The data Block Start
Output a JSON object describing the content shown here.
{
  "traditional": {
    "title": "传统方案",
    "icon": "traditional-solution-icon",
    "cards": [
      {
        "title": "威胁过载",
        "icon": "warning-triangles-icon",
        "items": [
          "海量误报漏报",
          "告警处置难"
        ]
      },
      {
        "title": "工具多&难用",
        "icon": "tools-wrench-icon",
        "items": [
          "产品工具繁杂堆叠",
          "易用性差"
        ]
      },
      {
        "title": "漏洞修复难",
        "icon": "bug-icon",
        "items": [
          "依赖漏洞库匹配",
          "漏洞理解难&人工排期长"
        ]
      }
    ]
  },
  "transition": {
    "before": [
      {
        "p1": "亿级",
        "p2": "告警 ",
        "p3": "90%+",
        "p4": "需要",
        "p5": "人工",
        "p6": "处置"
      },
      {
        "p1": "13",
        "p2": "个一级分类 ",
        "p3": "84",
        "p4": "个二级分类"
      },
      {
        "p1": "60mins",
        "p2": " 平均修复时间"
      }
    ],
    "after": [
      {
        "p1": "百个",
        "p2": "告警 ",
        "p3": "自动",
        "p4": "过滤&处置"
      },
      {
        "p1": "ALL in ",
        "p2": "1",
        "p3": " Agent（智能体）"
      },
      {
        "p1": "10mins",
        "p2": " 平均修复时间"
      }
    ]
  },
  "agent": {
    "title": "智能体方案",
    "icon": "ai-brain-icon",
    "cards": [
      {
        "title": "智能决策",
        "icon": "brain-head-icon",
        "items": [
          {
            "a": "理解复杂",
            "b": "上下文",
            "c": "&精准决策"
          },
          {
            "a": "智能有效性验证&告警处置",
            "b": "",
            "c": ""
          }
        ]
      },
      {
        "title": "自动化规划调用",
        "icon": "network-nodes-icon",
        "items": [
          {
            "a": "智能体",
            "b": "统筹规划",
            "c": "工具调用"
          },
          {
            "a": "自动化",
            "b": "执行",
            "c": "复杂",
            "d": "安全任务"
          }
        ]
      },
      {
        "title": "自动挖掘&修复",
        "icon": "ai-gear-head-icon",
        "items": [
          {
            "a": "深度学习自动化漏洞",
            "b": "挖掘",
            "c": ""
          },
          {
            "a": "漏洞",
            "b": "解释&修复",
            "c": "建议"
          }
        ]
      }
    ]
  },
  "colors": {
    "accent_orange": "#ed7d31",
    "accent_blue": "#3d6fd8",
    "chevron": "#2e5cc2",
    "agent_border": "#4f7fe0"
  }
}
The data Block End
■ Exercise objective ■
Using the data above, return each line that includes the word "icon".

■ Answer to this exercise ■
    "icon": "traditional-solution-icon",
        "icon": "warning-triangles-icon",
        "icon": "tools-wrench-icon",
        "icon": "bug-icon",
    "icon": "ai-brain-icon",
        "icon": "brain-head-icon",
        "icon": "network-nodes-icon",
        "icon": "ai-gear-head-icon",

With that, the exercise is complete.